Records excerpted from a collection:
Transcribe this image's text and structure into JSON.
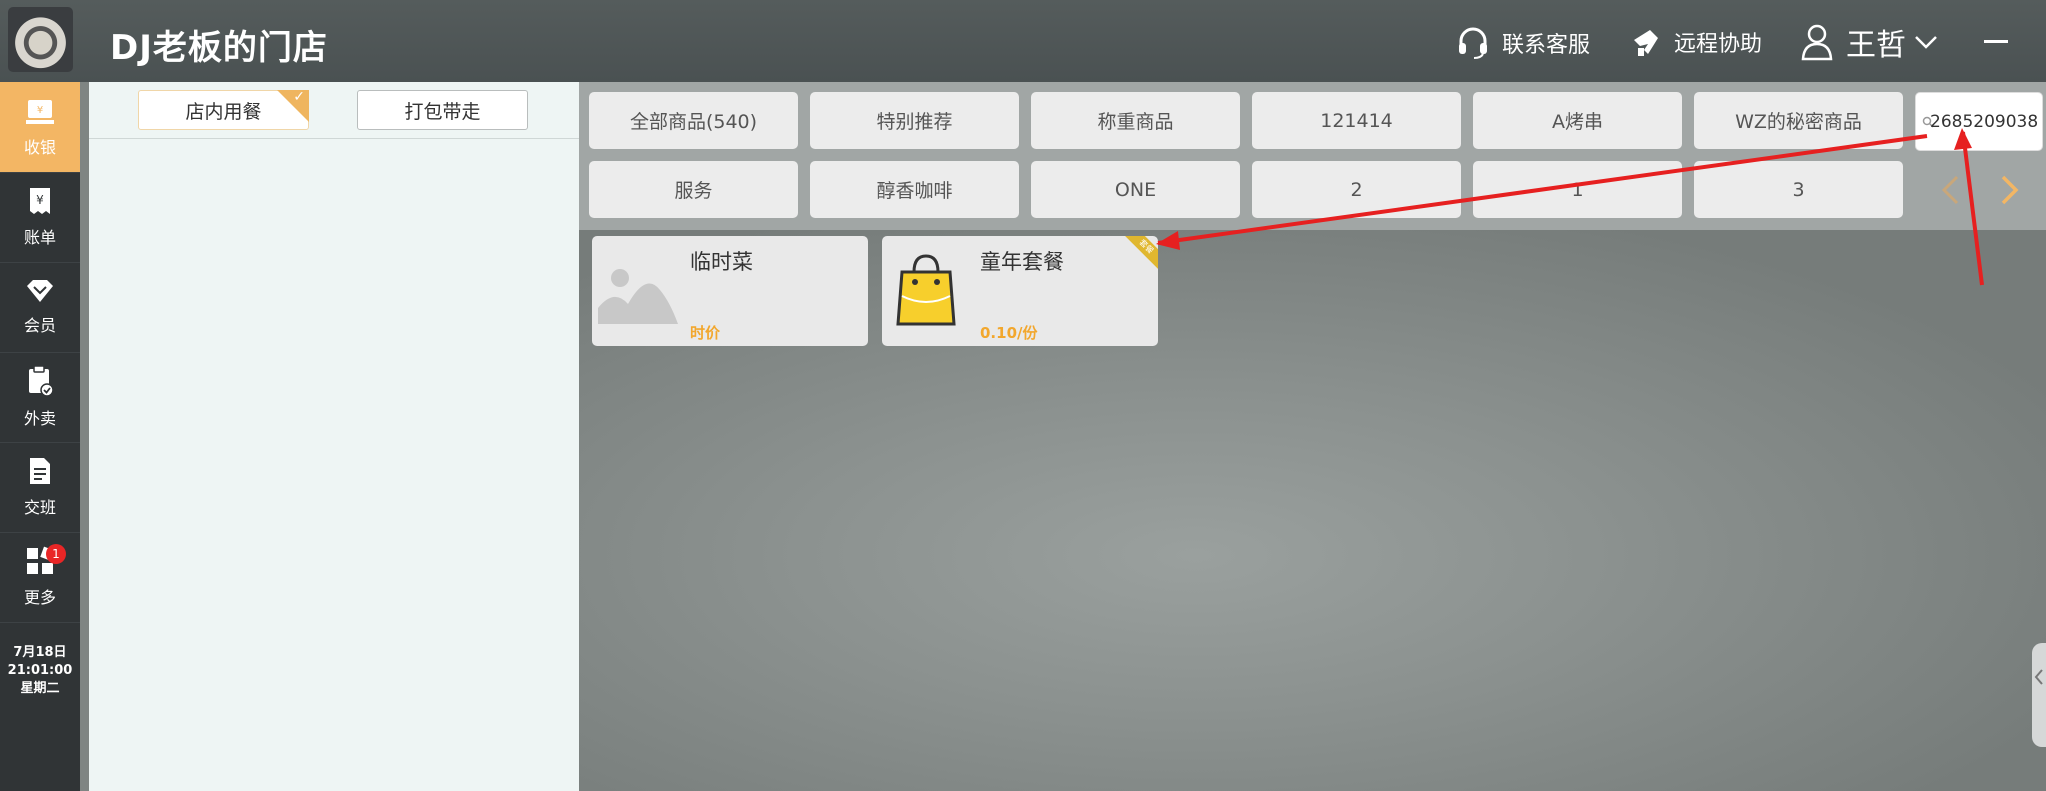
{
  "header": {
    "store_title": "DJ老板的门店",
    "support_label": "联系客服",
    "remote_label": "远程协助",
    "user_name": "王哲"
  },
  "nav": {
    "items": [
      {
        "label": "收银",
        "icon": "cashier-icon"
      },
      {
        "label": "账单",
        "icon": "bill-icon"
      },
      {
        "label": "会员",
        "icon": "diamond-icon"
      },
      {
        "label": "外卖",
        "icon": "takeout-icon"
      },
      {
        "label": "交班",
        "icon": "handover-icon"
      },
      {
        "label": "更多",
        "icon": "grid-more-icon"
      }
    ],
    "more_badge": "1",
    "clock": {
      "date": "7月18日",
      "time": "21:01:00",
      "weekday": "星期二"
    }
  },
  "order": {
    "tabs": [
      "店内用餐",
      "打包带走"
    ]
  },
  "categories": {
    "row1": [
      "全部商品(540)",
      "特别推荐",
      "称重商品",
      "121414",
      "A烤串",
      "WZ的秘密商品"
    ],
    "row2": [
      "服务",
      "醇香咖啡",
      "ONE",
      "2",
      "1",
      "3"
    ],
    "search_value": "2685209038"
  },
  "products": [
    {
      "name": "临时菜",
      "price": "时价"
    },
    {
      "name": "童年套餐",
      "price": "0.10/份",
      "ribbon": "套餐"
    }
  ],
  "colors": {
    "accent": "#f3b664",
    "price": "#f2a72d",
    "annotation": "#e62020"
  }
}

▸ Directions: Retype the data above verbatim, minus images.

▸ Answer section:
Transcribe this image's text and structure into JSON.
{
  "header": {
    "store_title": "DJ老板的门店",
    "support_label": "联系客服",
    "remote_label": "远程协助",
    "user_name": "王哲"
  },
  "nav": {
    "items": [
      {
        "label": "收银",
        "icon": "cashier-icon"
      },
      {
        "label": "账单",
        "icon": "bill-icon"
      },
      {
        "label": "会员",
        "icon": "diamond-icon"
      },
      {
        "label": "外卖",
        "icon": "takeout-icon"
      },
      {
        "label": "交班",
        "icon": "handover-icon"
      },
      {
        "label": "更多",
        "icon": "grid-more-icon"
      }
    ],
    "more_badge": "1",
    "clock": {
      "date": "7月18日",
      "time": "21:01:00",
      "weekday": "星期二"
    }
  },
  "order": {
    "tabs": [
      "店内用餐",
      "打包带走"
    ]
  },
  "categories": {
    "row1": [
      "全部商品(540)",
      "特别推荐",
      "称重商品",
      "121414",
      "A烤串",
      "WZ的秘密商品"
    ],
    "row2": [
      "服务",
      "醇香咖啡",
      "ONE",
      "2",
      "1",
      "3"
    ],
    "search_value": "2685209038"
  },
  "products": [
    {
      "name": "临时菜",
      "price": "时价"
    },
    {
      "name": "童年套餐",
      "price": "0.10/份",
      "ribbon": "套餐"
    }
  ],
  "colors": {
    "accent": "#f3b664",
    "price": "#f2a72d",
    "annotation": "#e62020"
  }
}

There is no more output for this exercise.